ASSIGNMENT:
Only the number is wanted: how many lines of the listing below contain "label"?

_ _ _

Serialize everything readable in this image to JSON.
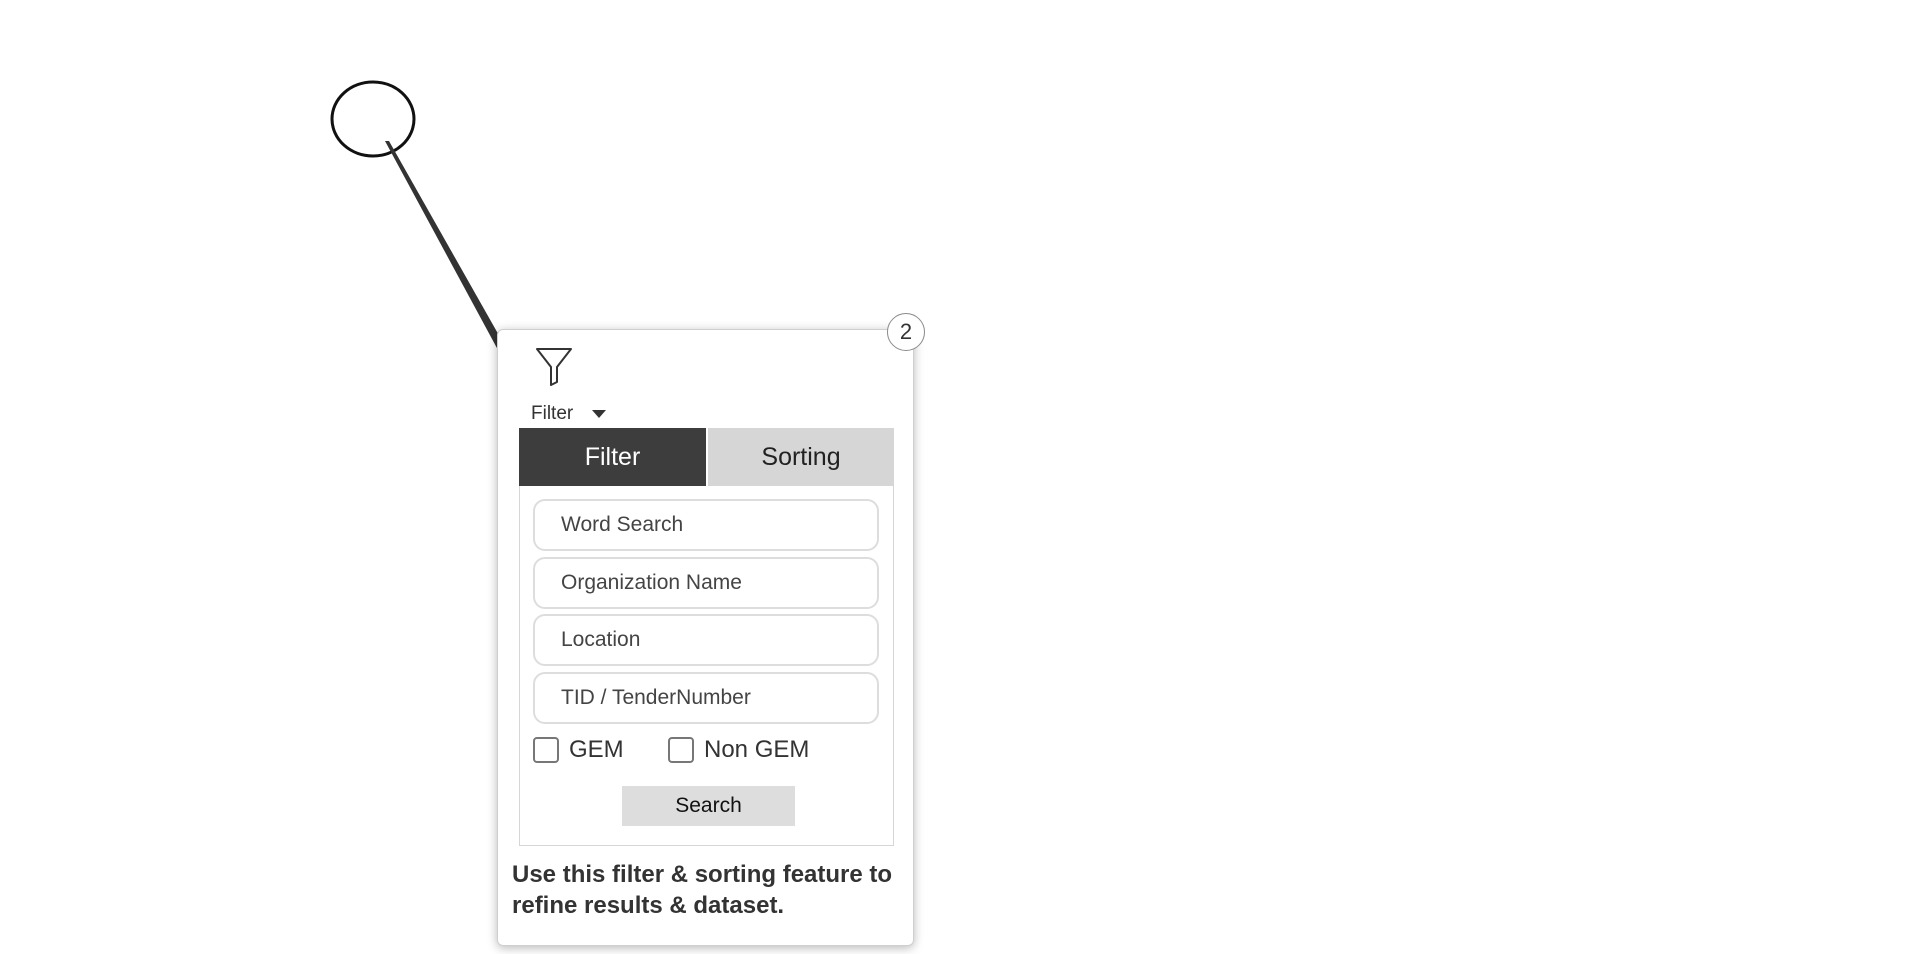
{
  "tour": {
    "step_number": "2",
    "description": "Use this filter & sorting feature to refine results & dataset."
  },
  "filter_toggle": {
    "label": "Filter",
    "icon": "funnel-icon"
  },
  "tabs": [
    {
      "label": "Filter",
      "active": true
    },
    {
      "label": "Sorting",
      "active": false
    }
  ],
  "fields": {
    "word_search": {
      "placeholder": "Word Search",
      "value": ""
    },
    "organization_name": {
      "placeholder": "Organization Name",
      "value": ""
    },
    "location": {
      "placeholder": "Location",
      "value": ""
    },
    "tender_number": {
      "placeholder": "TID / TenderNumber",
      "value": ""
    }
  },
  "checkboxes": [
    {
      "label": "GEM",
      "checked": false
    },
    {
      "label": "Non GEM",
      "checked": false
    }
  ],
  "search_button": {
    "label": "Search"
  },
  "colors": {
    "active_tab": "#3d3d3d",
    "inactive_tab": "#d6d6d6",
    "button": "#dddddd"
  }
}
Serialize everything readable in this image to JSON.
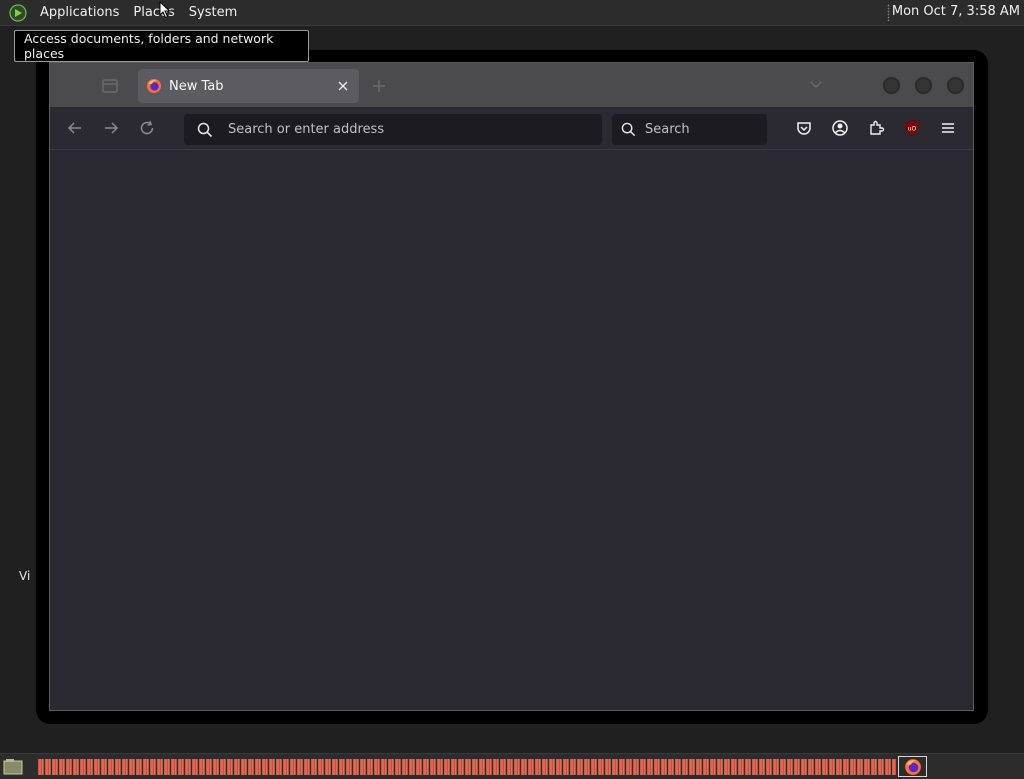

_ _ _

ANSWER SPACE:
6